Work required:
Take every line from the records below that includes the word "with".

***

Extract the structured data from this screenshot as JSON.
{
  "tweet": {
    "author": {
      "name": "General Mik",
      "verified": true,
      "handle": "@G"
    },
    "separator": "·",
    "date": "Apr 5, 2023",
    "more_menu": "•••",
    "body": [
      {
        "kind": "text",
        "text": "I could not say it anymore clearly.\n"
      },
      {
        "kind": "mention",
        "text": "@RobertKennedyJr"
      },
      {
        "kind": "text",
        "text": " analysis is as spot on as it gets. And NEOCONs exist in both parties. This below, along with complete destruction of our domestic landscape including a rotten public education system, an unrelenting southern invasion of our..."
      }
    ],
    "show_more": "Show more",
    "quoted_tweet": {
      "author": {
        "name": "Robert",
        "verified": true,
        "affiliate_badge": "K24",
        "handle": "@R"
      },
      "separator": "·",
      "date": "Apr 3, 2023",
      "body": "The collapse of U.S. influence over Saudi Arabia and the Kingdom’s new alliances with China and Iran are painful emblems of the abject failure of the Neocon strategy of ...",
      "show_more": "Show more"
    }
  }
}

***

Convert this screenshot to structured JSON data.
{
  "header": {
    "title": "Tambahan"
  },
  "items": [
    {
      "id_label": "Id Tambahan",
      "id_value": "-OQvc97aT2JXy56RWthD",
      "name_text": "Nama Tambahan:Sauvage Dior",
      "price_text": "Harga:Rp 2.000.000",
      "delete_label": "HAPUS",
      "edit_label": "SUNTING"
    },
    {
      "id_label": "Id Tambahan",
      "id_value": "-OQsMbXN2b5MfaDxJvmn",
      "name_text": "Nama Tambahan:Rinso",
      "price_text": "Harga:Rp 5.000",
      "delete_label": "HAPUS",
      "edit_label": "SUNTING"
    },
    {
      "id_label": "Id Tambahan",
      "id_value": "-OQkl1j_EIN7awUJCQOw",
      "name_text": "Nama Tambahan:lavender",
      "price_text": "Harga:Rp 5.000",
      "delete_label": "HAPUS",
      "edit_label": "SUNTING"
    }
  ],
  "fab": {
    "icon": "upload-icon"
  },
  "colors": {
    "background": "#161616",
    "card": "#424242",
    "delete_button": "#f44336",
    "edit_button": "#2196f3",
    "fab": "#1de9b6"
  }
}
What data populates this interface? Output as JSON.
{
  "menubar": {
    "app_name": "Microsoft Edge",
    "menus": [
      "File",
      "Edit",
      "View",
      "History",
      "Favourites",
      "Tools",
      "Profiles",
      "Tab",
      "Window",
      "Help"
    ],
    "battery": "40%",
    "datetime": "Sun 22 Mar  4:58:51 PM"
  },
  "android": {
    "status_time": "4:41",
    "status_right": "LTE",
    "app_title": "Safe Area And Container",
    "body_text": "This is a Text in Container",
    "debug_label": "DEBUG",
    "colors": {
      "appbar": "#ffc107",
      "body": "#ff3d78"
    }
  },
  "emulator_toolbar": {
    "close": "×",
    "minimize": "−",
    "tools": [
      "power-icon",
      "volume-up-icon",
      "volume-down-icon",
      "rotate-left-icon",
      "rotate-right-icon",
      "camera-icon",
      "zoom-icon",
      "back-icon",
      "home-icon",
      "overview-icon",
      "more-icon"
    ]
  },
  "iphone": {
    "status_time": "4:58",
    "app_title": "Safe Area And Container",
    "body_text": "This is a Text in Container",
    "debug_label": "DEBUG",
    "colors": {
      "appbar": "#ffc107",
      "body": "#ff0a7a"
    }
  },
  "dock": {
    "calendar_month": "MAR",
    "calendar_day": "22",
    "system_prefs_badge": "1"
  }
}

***

Written reply:
        "text": " analysis is as spot on as it gets. And NEOCONs exist in both parties. This below, along with complete destruction of our domestic landscape including a rotten public education system, an unrelenting southern invasion of our..."
      "body": "The collapse of U.S. influence over Saudi Arabia and the Kingdom’s new alliances with China and Iran are painful emblems of the abject failure of the Neocon strategy of ...",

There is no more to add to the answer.